My mentor quickly proved to me that we could catch bass and slab crappies in the coldest weather if we were tough enough to brave the elements.
Ordinarily by mid-March, Delta fishermen and fisherladies would be in the midst of maybe the very best time of the year for catching lots of our fine crappie — perhaps the most popular fish we have and very likely the tastiest. Many of our favorite fishing holes are at a very low stage or else overflowing with Mississippi River high water. It remains to be seen whether or not the river will continue to rise and produce a real flood. Most of us devoutly hope it does not.
Crappie in reservoirs and inland lakes are being found in shallow water, either spawning or about to spawn, which makes them much easier to catch than at any other time.
There was an interesting article in a recent Memphis Commercial Appeal on the debate between live bait fishermen and jig fans. I daresay that the majority of crappie fans now stick 100 percent to jigs, but there are still quite a few around who continue to drown minnows, some of them using a combination of minnows and jigs.
One of the very best crappie catchers I know, Charlie Christmas of Shelby, Miss., sometimes uses jigs only, but when fishing is slow he tacks on a small minnow and improves his success greatly.

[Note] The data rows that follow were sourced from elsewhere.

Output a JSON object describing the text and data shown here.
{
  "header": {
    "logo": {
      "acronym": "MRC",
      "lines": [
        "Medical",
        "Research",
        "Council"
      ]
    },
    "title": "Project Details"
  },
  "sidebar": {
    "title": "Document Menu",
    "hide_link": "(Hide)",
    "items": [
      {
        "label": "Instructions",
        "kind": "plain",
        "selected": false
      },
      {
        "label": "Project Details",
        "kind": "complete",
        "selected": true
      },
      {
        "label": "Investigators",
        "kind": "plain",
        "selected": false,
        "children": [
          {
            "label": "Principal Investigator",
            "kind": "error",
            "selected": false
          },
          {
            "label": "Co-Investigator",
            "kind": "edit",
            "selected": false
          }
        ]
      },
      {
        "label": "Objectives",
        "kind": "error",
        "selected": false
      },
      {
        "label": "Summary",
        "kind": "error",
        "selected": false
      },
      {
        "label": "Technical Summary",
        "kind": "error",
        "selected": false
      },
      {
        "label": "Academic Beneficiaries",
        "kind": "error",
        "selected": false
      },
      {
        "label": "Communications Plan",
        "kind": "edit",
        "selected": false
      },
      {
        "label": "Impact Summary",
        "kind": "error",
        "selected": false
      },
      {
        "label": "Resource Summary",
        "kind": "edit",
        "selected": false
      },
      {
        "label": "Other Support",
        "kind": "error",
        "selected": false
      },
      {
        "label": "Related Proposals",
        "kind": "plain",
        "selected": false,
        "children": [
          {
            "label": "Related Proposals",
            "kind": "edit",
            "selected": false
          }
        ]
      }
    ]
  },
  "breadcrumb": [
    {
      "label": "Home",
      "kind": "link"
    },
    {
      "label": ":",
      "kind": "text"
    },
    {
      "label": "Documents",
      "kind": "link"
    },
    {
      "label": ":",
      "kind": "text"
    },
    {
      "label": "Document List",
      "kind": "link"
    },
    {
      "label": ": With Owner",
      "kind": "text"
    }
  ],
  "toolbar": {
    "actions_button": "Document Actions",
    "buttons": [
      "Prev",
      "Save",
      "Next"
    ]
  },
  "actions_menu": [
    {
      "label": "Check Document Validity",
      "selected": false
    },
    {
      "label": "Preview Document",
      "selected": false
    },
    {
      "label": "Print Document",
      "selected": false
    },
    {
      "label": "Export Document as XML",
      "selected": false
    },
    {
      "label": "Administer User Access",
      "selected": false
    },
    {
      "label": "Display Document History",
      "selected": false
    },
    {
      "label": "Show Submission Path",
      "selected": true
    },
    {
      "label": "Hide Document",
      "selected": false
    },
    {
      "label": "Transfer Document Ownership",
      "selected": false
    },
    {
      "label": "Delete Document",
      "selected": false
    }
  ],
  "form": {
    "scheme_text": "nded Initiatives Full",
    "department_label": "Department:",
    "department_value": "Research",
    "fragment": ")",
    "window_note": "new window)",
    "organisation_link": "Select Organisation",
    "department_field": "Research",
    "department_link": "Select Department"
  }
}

Charlie is a long-time operator of an agricultural aviation service, and that accounts in part for why he does most of his serious fishing in the dead of winter before his firm's services are in heavy demand. It is not, however, the only reason that he fishes mostly in winter.
I used to be stuck on winter fishing myself. I grew up near Grassy Lake in Tallahatchie County, Miss. My mentor was a fine gentleman who operated the local ice plant, which back then was extremely busy during the hot months and required his constant attention. He very quickly proved to me that we could catch bass and slab crappies in the coldest weather if we were tough enough to brave the elements. We came to prefer very cold weather, sometimes fishing on days when the line would freeze.
Our primary fish were bass, but we also caught a decent number of slab crappie almost every time we went. One reason for the crappie being slabs was that we used huge shiner minnows that we caught with traps or minnow seines in Delta barrow pits. We liked our minnows to be as much as 5 inches long (we nicknamed them “bass hounds”). The huge minnows would be constantly on the move, seeming able to seek out big bass and crappie that hung out about 5 feet deep in and along button willow brush that encompassed all of the lake proper.
The Grassy Lake area was made up mostly of cypress timber, tupelo gum and other species that had died during long periods of being covered with floodwater from Tallahatchie River. A portion we called the Deadening was just that, an area of perhaps half of the lake with rather shallow water and dead trees.
Most of our wintertime fishing, however, was confined to the lake proper around the button willow bushes.
That was an unforgettable period of my fishing life. Our catches were sometimes astonishing. I recall one bitter cold day when we boated so many huge bass and crappie that we were forced to cull them greatly because we had to walk over a mile back to our car.
None of our catch was ever wasted. Many families in those Depression days welcomed some of our fish, a source of much-needed food for many of them.